Given a chance, would you want to know the exact date of your death, minus its circumstances? How do you think such information would affect you and your loved ones? Typically, curiosity is likely to drive many people to inquire about their death date, but the mere fear and thought of death at its mention would tame this same curiosity.
Human beings are subject to death. This bitter realization of our inability to achieve immortality in the near future has resorted to other trials like anti-ageing technology. In Helen Phillips’ world, technology can tell people their date of death.
In her short story The Knowers, Phillips introduces an interesting futuristic situation, where people can learn their date of death from the government at a small fee. The narrator, main character, and protagonist, Ellie, is among the Knowers, while her husband Tem chooses to live devoid of this knowledge. The Knowers choose to know their date of death but they don’t learn how they will die.
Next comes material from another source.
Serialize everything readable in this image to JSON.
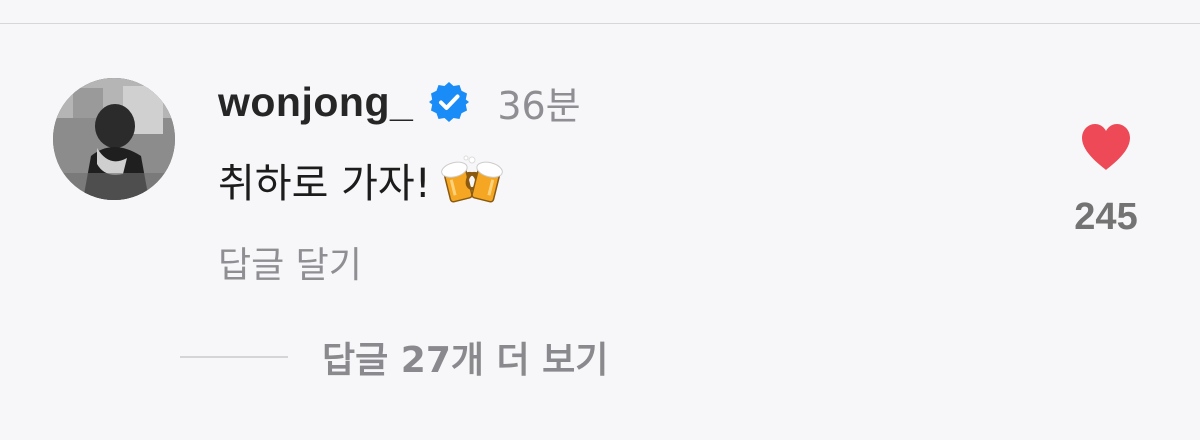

Ellie’s life, from the outside, seems bland and normal.
” And so in many ways I could live a life like any other. Like Tem’s. I could go blithely along, indulging my petty concerns, lacking perspective, frequently forgetting I wasn’t immortal. Yet it would be a lie if I said a single day passed without me thinking about April 17, 2043″ – The Knowers
One question that comes to mind is our unappreciative nature that prevents us from enjoying life, even with its fleeting nature that’s amplified in the story. Ellie, describing her life, brings out this human dissatisfaction:
” It was an okay lifespan. Not enough — is it ever enough? ”
Thus, our focus should be on the time we spend alive and what we do then, not how and when it ends. Akin to my view, Philips chooses to describe her main character’s life the same way even after she learns her death date. Of course it would be impossible to learn your day of death and not constantly think about it, just as Ellie describes:
” April 17, 2043: a tattoo inside my brain. “
Nevertheless, her whole life is not spent obsessing over that day. In fact, she finds numerous ways of cherishing life, taking risks, finding joy in small moments like ” soaping up the kids’ hair when they were tiny, walking from the parking lot to the office on a bird-studded Friday morning, smelling the back of Tem’s neck in the middle of the night.”
Among the many reasons Philips wrote this story, i think one of them is to encourage people to view the bright sides of life even while obvious of its turmoils and uncertainty. She does an excellent job of insisting this by concluding the story without mentioning Ellie’s death, even though there are six minutes still left till the end of her death day.
What are your thoughts and questions on The Knowers by Helen Philips? Let me know in the comments.
Image from Electric Literature: An Animation by Adam Thompson for Electric Literature